…especially a PC designated for photo editing tasks.
Still… you do need some know-how. We won’t even attempt to go into details here. Our ambition is merely to throw light on some finer nuances of building a PC for those who are already familiar with the basics. Plus, we’ll tell you what hardware you need (according to seasoned photographers) for a good photo editing machine.
And why are we focusing on a PC that’s specifically geared for photo editing?
Because you’ll need it if you are nurturing any hopes of winning the Best of SA bidorbuy photo competition!
First, let’s review some lesser-knows snags that can come to haunt even an experienced PC builder:
- Dirty sockets. That’s a definite no-no. There must be no dust or debris in any of them. (You don’t need to worry about this one if all yourcomponents are freshly unpacked, but it’s an important consideration if you are upgrading an old machine with, for example, a new CPU.)
- Mounting the motherboard into the case before installing the CPU cooler. It’s better to put the cooler in place first, or you may be forced to take the motherboard out again (the hassle!).
- Ignoring the sharp edges of computer cases. Many PC builders have learned to respect them only after suffering cuts on their fingers.
- Not being prepared to spend some time deciphering the “English” manuals written in a non-English speaking country. (And yes, consulting manuals is mandatory, even for the know-it-alls!)
And now, let’s see what you need to have inside your machine for it to be worthy of the future winner of the bidorbuy October 2012 photo competition.
In a gist, a photographer’s PC must have:
- A powerful CPU (something like 3GHz or more, if you can afford it);
- Lots of memory (some recommend 16GB of RAM);
- Plenty of storage. It’s best to go with two internal hard disk derives, of which one should be at least 1TB big and reserved solely for photos. Plus, you’ll need one or more external HDDs for extra storage and back-ups, as well as a plethora of flash drives;
- A mid-range graphics card (you’ll be editing images, not playing games, remember?)
- A good monitor that can be calibrated to be colour-accurate (well, almost; no monitor is perfect). And two monitors are better than one to ensure a smooth work-flow for a dedicated photographer!

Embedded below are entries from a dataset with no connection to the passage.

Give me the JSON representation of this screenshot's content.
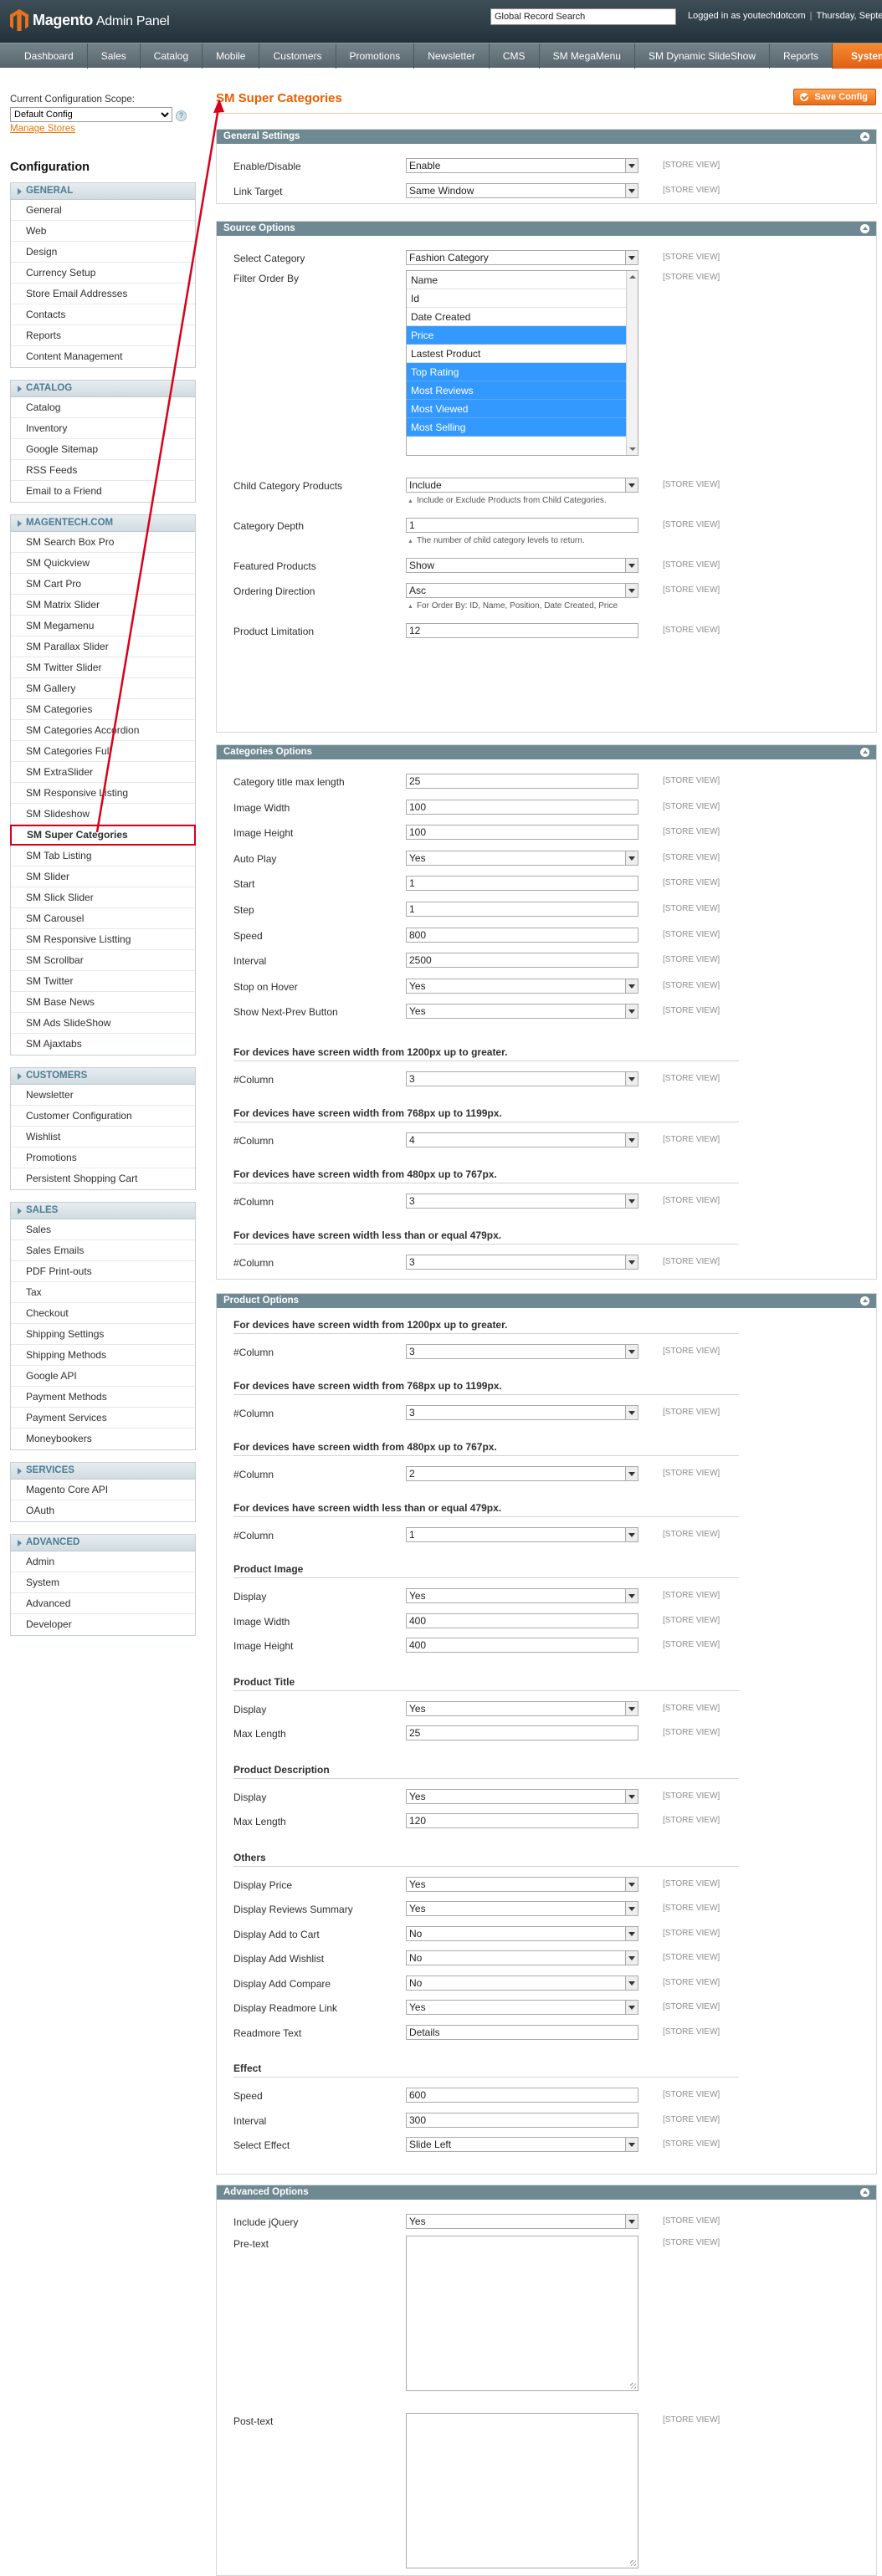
{
  "header": {
    "brand": "Magento",
    "brand_sub": "Admin Panel",
    "search_value": "Global Record Search",
    "logged_in": "Logged in as youtechdotcom",
    "date": "Thursday, Septe"
  },
  "nav": [
    "Dashboard",
    "Sales",
    "Catalog",
    "Mobile",
    "Customers",
    "Promotions",
    "Newsletter",
    "CMS",
    "SM MegaMenu",
    "SM Dynamic SlideShow",
    "Reports",
    "System"
  ],
  "scope": {
    "label": "Current Configuration Scope:",
    "value": "Default Config",
    "manage": "Manage Stores",
    "help": "?"
  },
  "sidebar": {
    "title": "Configuration",
    "groups": [
      {
        "title": "GENERAL",
        "items": [
          "General",
          "Web",
          "Design",
          "Currency Setup",
          "Store Email Addresses",
          "Contacts",
          "Reports",
          "Content Management"
        ]
      },
      {
        "title": "CATALOG",
        "items": [
          "Catalog",
          "Inventory",
          "Google Sitemap",
          "RSS Feeds",
          "Email to a Friend"
        ]
      },
      {
        "title": "MAGENTECH.COM",
        "items": [
          "SM Search Box Pro",
          "SM Quickview",
          "SM Cart Pro",
          "SM Matrix Slider",
          "SM Megamenu",
          "SM Parallax Slider",
          "SM Twitter Slider",
          "SM Gallery",
          "SM Categories",
          "SM Categories Accordion",
          "SM Categories Full",
          "SM ExtraSlider",
          "SM Responsive Listing",
          "SM Slideshow",
          "SM Super Categories",
          "SM Tab Listing",
          "SM Slider",
          "SM Slick Slider",
          "SM Carousel",
          "SM Responsive Listting",
          "SM Scrollbar",
          "SM Twitter",
          "SM Base News",
          "SM Ads SlideShow",
          "SM Ajaxtabs"
        ]
      },
      {
        "title": "CUSTOMERS",
        "items": [
          "Newsletter",
          "Customer Configuration",
          "Wishlist",
          "Promotions",
          "Persistent Shopping Cart"
        ]
      },
      {
        "title": "SALES",
        "items": [
          "Sales",
          "Sales Emails",
          "PDF Print-outs",
          "Tax",
          "Checkout",
          "Shipping Settings",
          "Shipping Methods",
          "Google API",
          "Payment Methods",
          "Payment Services",
          "Moneybookers"
        ]
      },
      {
        "title": "SERVICES",
        "items": [
          "Magento Core API",
          "OAuth"
        ]
      },
      {
        "title": "ADVANCED",
        "items": [
          "Admin",
          "System",
          "Advanced",
          "Developer"
        ]
      }
    ]
  },
  "page": {
    "title": "SM Super Categories",
    "save": "Save Config",
    "scope_tag": "[STORE VIEW]"
  },
  "general": {
    "title": "General Settings",
    "rows": [
      {
        "label": "Enable/Disable",
        "value": "Enable"
      },
      {
        "label": "Link Target",
        "value": "Same Window"
      }
    ]
  },
  "source": {
    "title": "Source Options",
    "select_category": {
      "label": "Select Category",
      "value": "Fashion Category"
    },
    "filter_order": {
      "label": "Filter Order By",
      "options": [
        {
          "t": "Name",
          "on": false
        },
        {
          "t": "Id",
          "on": false
        },
        {
          "t": "Date Created",
          "on": false
        },
        {
          "t": "Price",
          "on": true
        },
        {
          "t": "Lastest Product",
          "on": false
        },
        {
          "t": "Top Rating",
          "on": true
        },
        {
          "t": "Most Reviews",
          "on": true
        },
        {
          "t": "Most Viewed",
          "on": true
        },
        {
          "t": "Most Selling",
          "on": true
        }
      ]
    },
    "child": {
      "label": "Child Category Products",
      "value": "Include",
      "note": "Include or Exclude Products from Child Categories."
    },
    "depth": {
      "label": "Category Depth",
      "value": "1",
      "note": "The number of child category levels to return."
    },
    "featured": {
      "label": "Featured Products",
      "value": "Show"
    },
    "ordering": {
      "label": "Ordering Direction",
      "value": "Asc",
      "note": "For Order By: ID, Name, Position, Date Created, Price"
    },
    "limit": {
      "label": "Product Limitation",
      "value": "12"
    }
  },
  "categories": {
    "title": "Categories Options",
    "rows": [
      {
        "label": "Category title max length",
        "value": "25"
      },
      {
        "label": "Image Width",
        "value": "100"
      },
      {
        "label": "Image Height",
        "value": "100"
      },
      {
        "label": "Auto Play",
        "value": "Yes"
      },
      {
        "label": "Start",
        "value": "1"
      },
      {
        "label": "Step",
        "value": "1"
      },
      {
        "label": "Speed",
        "value": "800"
      },
      {
        "label": "Interval",
        "value": "2500"
      },
      {
        "label": "Stop on Hover",
        "value": "Yes"
      },
      {
        "label": "Show Next-Prev Button",
        "value": "Yes"
      }
    ],
    "devices": [
      {
        "head": "For devices have screen width from 1200px up to greater.",
        "label": "#Column",
        "value": "3"
      },
      {
        "head": "For devices have screen width from 768px up to 1199px.",
        "label": "#Column",
        "value": "4"
      },
      {
        "head": "For devices have screen width from 480px up to 767px.",
        "label": "#Column",
        "value": "3"
      },
      {
        "head": "For devices have screen width less than or equal 479px.",
        "label": "#Column",
        "value": "3"
      }
    ]
  },
  "product": {
    "title": "Product Options",
    "devices": [
      {
        "head": "For devices have screen width from 1200px up to greater.",
        "label": "#Column",
        "value": "3"
      },
      {
        "head": "For devices have screen width from 768px up to 1199px.",
        "label": "#Column",
        "value": "3"
      },
      {
        "head": "For devices have screen width from 480px up to 767px.",
        "label": "#Column",
        "value": "2"
      },
      {
        "head": "For devices have screen width less than or equal 479px.",
        "label": "#Column",
        "value": "1"
      }
    ],
    "image": {
      "head": "Product Image",
      "rows": [
        {
          "label": "Display",
          "value": "Yes"
        },
        {
          "label": "Image Width",
          "value": "400"
        },
        {
          "label": "Image Height",
          "value": "400"
        }
      ]
    },
    "ptitle": {
      "head": "Product Title",
      "rows": [
        {
          "label": "Display",
          "value": "Yes"
        },
        {
          "label": "Max Length",
          "value": "25"
        }
      ]
    },
    "desc": {
      "head": "Product Description",
      "rows": [
        {
          "label": "Display",
          "value": "Yes"
        },
        {
          "label": "Max Length",
          "value": "120"
        }
      ]
    },
    "others": {
      "head": "Others",
      "rows": [
        {
          "label": "Display Price",
          "value": "Yes"
        },
        {
          "label": "Display Reviews Summary",
          "value": "Yes"
        },
        {
          "label": "Display Add to Cart",
          "value": "No"
        },
        {
          "label": "Display Add Wishlist",
          "value": "No"
        },
        {
          "label": "Display Add Compare",
          "value": "No"
        },
        {
          "label": "Display Readmore Link",
          "value": "Yes"
        },
        {
          "label": "Readmore Text",
          "value": "Details"
        }
      ]
    },
    "effect": {
      "head": "Effect",
      "rows": [
        {
          "label": "Speed",
          "value": "600"
        },
        {
          "label": "Interval",
          "value": "300"
        },
        {
          "label": "Select Effect",
          "value": "Slide Left"
        }
      ]
    }
  },
  "advanced": {
    "title": "Advanced Options",
    "jquery": {
      "label": "Include jQuery",
      "value": "Yes"
    },
    "pre": {
      "label": "Pre-text"
    },
    "post": {
      "label": "Post-text"
    }
  },
  "colors": {
    "accent": "#eb5e00",
    "nav_active": "#e15f12",
    "section_head": "#6f8992",
    "highlight": "#3399ff",
    "annotation": "#d9001a"
  }
}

We can’t promise that you’ll win our October 2012 photo competition even it you follow all our recommendations to the letter. However, having the right hardware (plus the software, of course) will make your photo editing tasks a little easier, and it may result in better images too.